» Problem details
Would you restate the entries below exactly, keeping every line?
START Task input
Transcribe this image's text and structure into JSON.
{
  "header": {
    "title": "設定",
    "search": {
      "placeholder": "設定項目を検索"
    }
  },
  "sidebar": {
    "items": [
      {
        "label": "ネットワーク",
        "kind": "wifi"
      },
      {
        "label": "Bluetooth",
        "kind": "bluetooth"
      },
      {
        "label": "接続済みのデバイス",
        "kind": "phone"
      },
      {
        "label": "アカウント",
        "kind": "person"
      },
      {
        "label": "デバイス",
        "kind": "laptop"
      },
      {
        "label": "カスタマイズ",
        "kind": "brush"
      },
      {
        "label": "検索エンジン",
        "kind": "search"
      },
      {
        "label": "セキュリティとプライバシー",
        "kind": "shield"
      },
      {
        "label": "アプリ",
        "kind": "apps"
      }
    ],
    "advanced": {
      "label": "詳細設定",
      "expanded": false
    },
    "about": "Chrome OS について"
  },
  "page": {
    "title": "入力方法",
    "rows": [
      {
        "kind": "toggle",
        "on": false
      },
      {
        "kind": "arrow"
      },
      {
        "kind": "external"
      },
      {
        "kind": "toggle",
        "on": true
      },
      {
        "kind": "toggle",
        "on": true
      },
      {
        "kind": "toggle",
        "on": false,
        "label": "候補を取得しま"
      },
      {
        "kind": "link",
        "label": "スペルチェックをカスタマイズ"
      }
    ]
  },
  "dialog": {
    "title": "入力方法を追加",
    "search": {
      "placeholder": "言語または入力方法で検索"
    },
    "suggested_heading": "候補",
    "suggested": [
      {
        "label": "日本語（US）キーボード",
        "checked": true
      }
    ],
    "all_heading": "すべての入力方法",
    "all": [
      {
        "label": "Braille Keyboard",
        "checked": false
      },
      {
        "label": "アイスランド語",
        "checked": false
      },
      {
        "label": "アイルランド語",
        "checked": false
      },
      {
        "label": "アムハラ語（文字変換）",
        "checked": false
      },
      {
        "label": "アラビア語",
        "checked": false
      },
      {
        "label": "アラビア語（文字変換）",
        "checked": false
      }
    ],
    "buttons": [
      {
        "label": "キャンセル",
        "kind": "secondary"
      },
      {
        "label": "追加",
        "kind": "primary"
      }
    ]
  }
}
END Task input
» Completed task
Transcribe this image's text and structure into JSON.
{
  "header": {
    "title": "設定",
    "search": {
      "placeholder": "設定項目を検索"
    }
  },
  "sidebar": {
    "items": [
      {
        "label": "ネットワーク",
        "kind": "wifi"
      },
      {
        "label": "Bluetooth",
        "kind": "bluetooth"
      },
      {
        "label": "接続済みのデバイス",
        "kind": "phone"
      },
      {
        "label": "アカウント",
        "kind": "person"
      },
      {
        "label": "デバイス",
        "kind": "laptop"
      },
      {
        "label": "カスタマイズ",
        "kind": "brush"
      },
      {
        "label": "検索エンジン",
        "kind": "search"
      },
      {
        "label": "セキュリティとプライバシー",
        "kind": "shield"
      },
      {
        "label": "アプリ",
        "kind": "apps"
      }
    ],
    "advanced": {
      "label": "詳細設定",
      "expanded": false
    },
    "about": "Chrome OS について"
  },
  "page": {
    "title": "入力方法",
    "rows": [
      {
        "kind": "toggle",
        "on": false
      },
      {
        "kind": "arrow"
      },
      {
        "kind": "external"
      },
      {
        "kind": "toggle",
        "on": true
      },
      {
        "kind": "toggle",
        "on": true
      },
      {
        "kind": "toggle",
        "on": false,
        "label": "候補を取得しま"
      },
      {
        "kind": "link",
        "label": "スペルチェックをカスタマイズ"
      }
    ]
  },
  "dialog": {
    "title": "入力方法を追加",
    "search": {
      "placeholder": "言語または入力方法で検索"
    },
    "suggested_heading": "候補",
    "suggested": [
      {
        "label": "日本語（US）キーボード",
        "checked": true
      }
    ],
    "all_heading": "すべての入力方法",
    "all": [
      {
        "label": "Braille Keyboard",
        "checked": false
      },
      {
        "label": "アイスランド語",
        "checked": false
      },
      {
        "label": "アイルランド語",
        "checked": false
      },
      {
        "label": "アムハラ語（文字変換）",
        "checked": false
      },
      {
        "label": "アラビア語",
        "checked": false
      },
      {
        "label": "アラビア語（文字変換）",
        "checked": false
      }
    ],
    "buttons": [
      {
        "label": "キャンセル",
        "kind": "secondary"
      },
      {
        "label": "追加",
        "kind": "primary"
      }
    ]
  }
}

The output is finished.